Problem to work on. Go through the lines below. Copy those with "value".

*** Begin section ***

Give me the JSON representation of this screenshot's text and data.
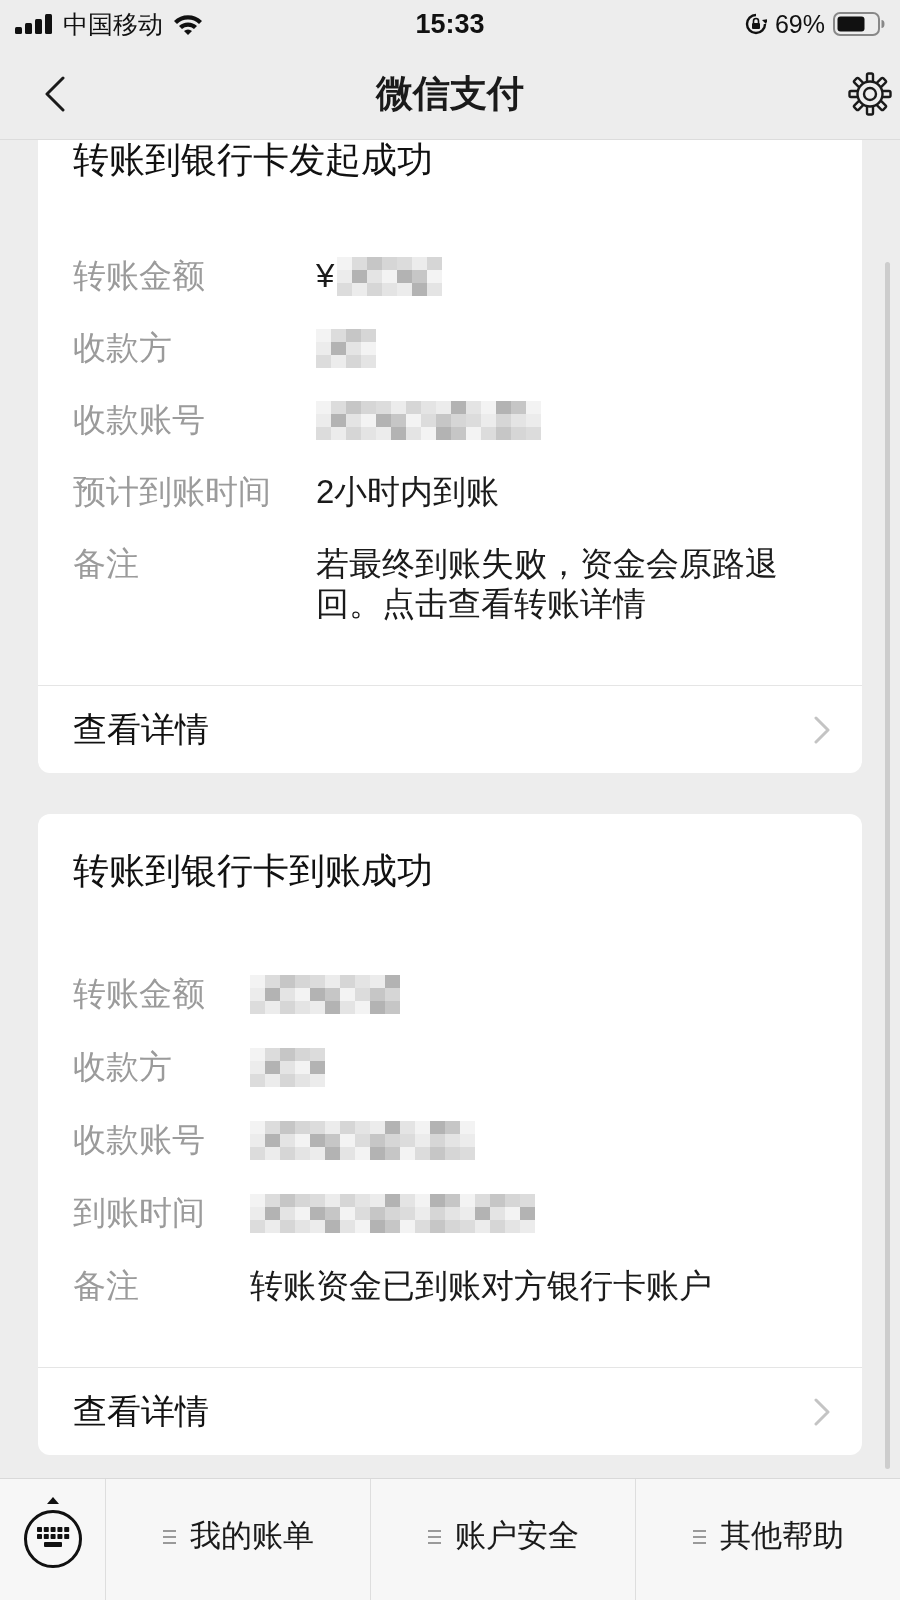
{
  "status_bar": {
    "carrier": "中国移动",
    "time": "15:33",
    "battery": "69%"
  },
  "nav_bar": {
    "title": "微信支付"
  },
  "cards": [
    {
      "title": "转账到银行卡发起成功",
      "fields": [
        {
          "label": "转账金额",
          "kind": "redacted",
          "prefix": "¥"
        },
        {
          "label": "收款方",
          "kind": "redacted"
        },
        {
          "label": "收款账号",
          "kind": "redacted"
        },
        {
          "label": "预计到账时间",
          "kind": "text",
          "value": "2小时内到账"
        },
        {
          "label": "备注",
          "kind": "text",
          "value": "若最终到账失败，资金会原路退回。点击查看转账详情"
        }
      ],
      "link": "查看详情"
    },
    {
      "title": "转账到银行卡到账成功",
      "fields": [
        {
          "label": "转账金额",
          "kind": "redacted"
        },
        {
          "label": "收款方",
          "kind": "redacted"
        },
        {
          "label": "收款账号",
          "kind": "redacted"
        },
        {
          "label": "到账时间",
          "kind": "redacted"
        },
        {
          "label": "备注",
          "kind": "text",
          "value": "转账资金已到账对方银行卡账户"
        }
      ],
      "link": "查看详情"
    }
  ],
  "bottom_menu": {
    "items": [
      "我的账单",
      "账户安全",
      "其他帮助"
    ]
  }
}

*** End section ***

Task result.
          "value": "2小时内到账"
          "value": "若最终到账失败，资金会原路退回。点击查看转账详情"
          "value": "转账资金已到账对方银行卡账户"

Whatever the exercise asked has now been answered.